|Precautions||Omeprazole has a wide safety margin in horses and foals and can be used in foals from 1 month old. Ulcershield can be safely administered to stallions used for breeding. Safety in pregnant or lactating mares has not been established. The safety of omeprazole for longer than 91 days' treatment has not been determined. Ulcershield can be used concomitantly with other medications including anthelmintics, antibiotics, non-steroidal anti-inflammatories and other commonly administered veterinary preparations.First Aid If poisoning occurs, contact a doctor or Poisons Information Centre. Phone Australia 131 126. Additional information is available in the safety data sheet available from the supplier.Disposal Dispose of empty container and syringe by wrapping with paper and putting into garbage.|
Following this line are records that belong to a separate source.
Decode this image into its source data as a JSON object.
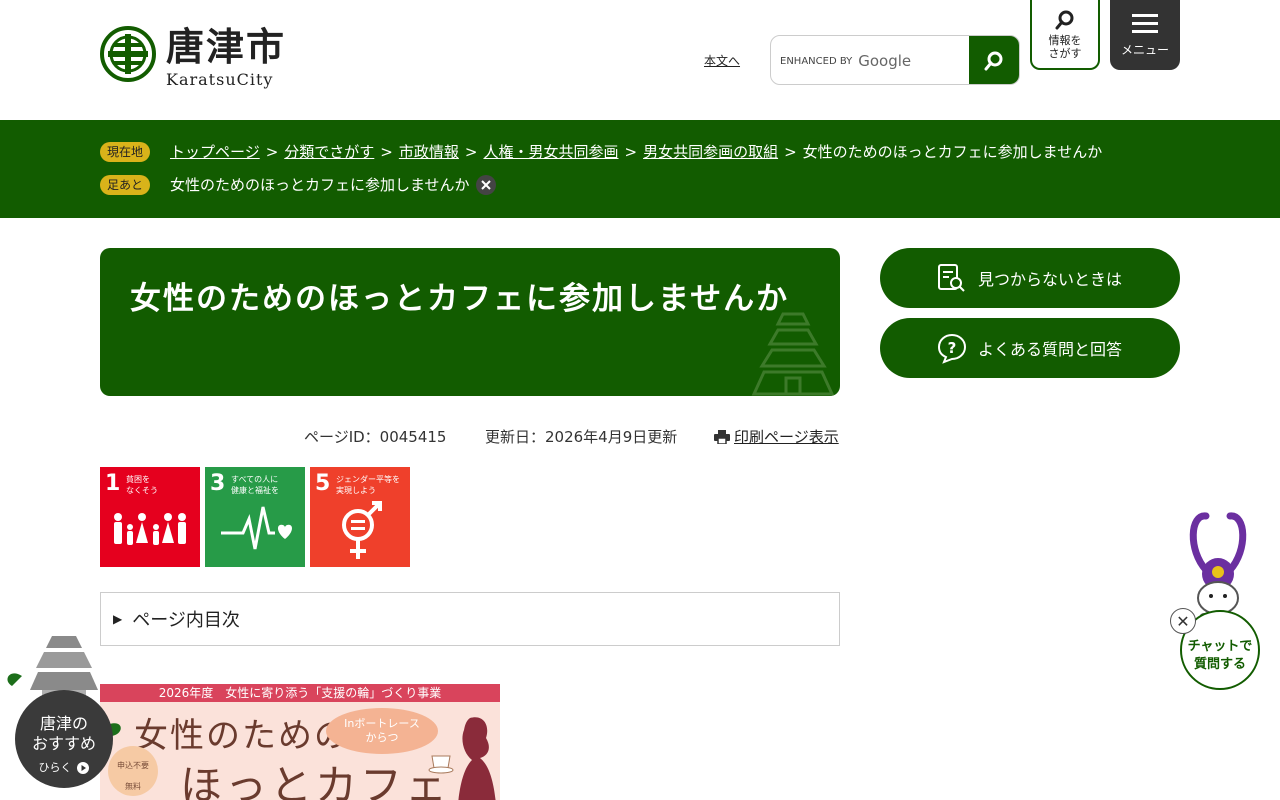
{
  "header": {
    "logo_title": "唐津市",
    "logo_sub": "KaratsuCity",
    "skip_link": "本文へ",
    "search_placeholder_prefix": "ENHANCED BY",
    "search_placeholder_brand": "Google",
    "find_button": "情報を\nさがす",
    "menu_button": "メニュー"
  },
  "breadcrumb": {
    "current_tag": "現在地",
    "items": [
      "トップページ",
      "分類でさがす",
      "市政情報",
      "人権・男女共同参画",
      "男女共同参画の取組"
    ],
    "current": "女性のためのほっとカフェに参加しませんか",
    "history_tag": "足あと",
    "history_item": "女性のためのほっとカフェに参加しませんか"
  },
  "page": {
    "title": "女性のためのほっとカフェに参加しませんか",
    "page_id": "ページID：0045415",
    "updated": "更新日：2026年4月9日更新",
    "print": "印刷ページ表示",
    "toc": "ページ内目次"
  },
  "sdgs": [
    {
      "num": "1",
      "label": "貧困を\nなくそう",
      "color": "#e5001e"
    },
    {
      "num": "3",
      "label": "すべての人に\n健康と福祉を",
      "color": "#279b48"
    },
    {
      "num": "5",
      "label": "ジェンダー平等を\n実現しよう",
      "color": "#ef402b"
    }
  ],
  "banner": {
    "top": "2026年度　女性に寄り添う「支援の輪」づくり事業",
    "line1": "女性のための",
    "line2": "ほっとカフェ",
    "bubble": "Inボートレース\nからつ",
    "badge1": "申込不要",
    "badge2": "無料"
  },
  "side": {
    "not_found": "見つからないときは",
    "faq": "よくある質問と回答"
  },
  "floaters": {
    "recommend": "唐津の\nおすすめ",
    "recommend_open": "ひらく",
    "chat": "チャットで\n質問する"
  },
  "colors": {
    "primary": "#125c00",
    "tag": "#d9b31a",
    "menu": "#333333"
  }
}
|Dosage and Administration||Treatment dose. 4 mg/kg. Adult horse (600 kg): give 6 mL daily for 28 days (1 mL/100 kg). Prevention dose. 1 mg/kg. Adult horse (600 kg): give 1.5 mL daily for 28 days (0.25 mL/100 kg). Ensure horse's mouth contains no feed prior to treatment. Set dial-a-dose syringe to required volume and administer into the side of the mouth far back into the pocket between the teeth and the cheek or over the back of the tongue. The product is very sticky, so ensure that it is applied onto the internal parts of the mouth, not just dropped into the oral cavity. Immediately raise the horse's head for a few seconds after dosing to ensure the full dose has been swallowed. Observe the horse after dosing to ensure that no part of the dose is rejected. If any of the dose is lost, redosing is recommended. Gastric ulcers may recur following completion of the initial treatment, unless treatment is continued at the preventative dose. Features of gastric ulceration in horses. Clinical signs of gastric ulceration include depressed appetite or inappetence, recurrent colic, intermittent loose faeces, chronic diarrhoea, poor hair coat, poor body condition or poor performance. Signs in foals include appetite or inappetance, teeth grinding, dribbling saliva, diarrhoea, sternal recumbency or weakness. For accurate diagnosis, direct endoscopic examination of the gastric mucosa is recommended.|
|Storage||Store below 30°C (room temperature).|
|Manufacturer||Randlab Australia Pty Ltd|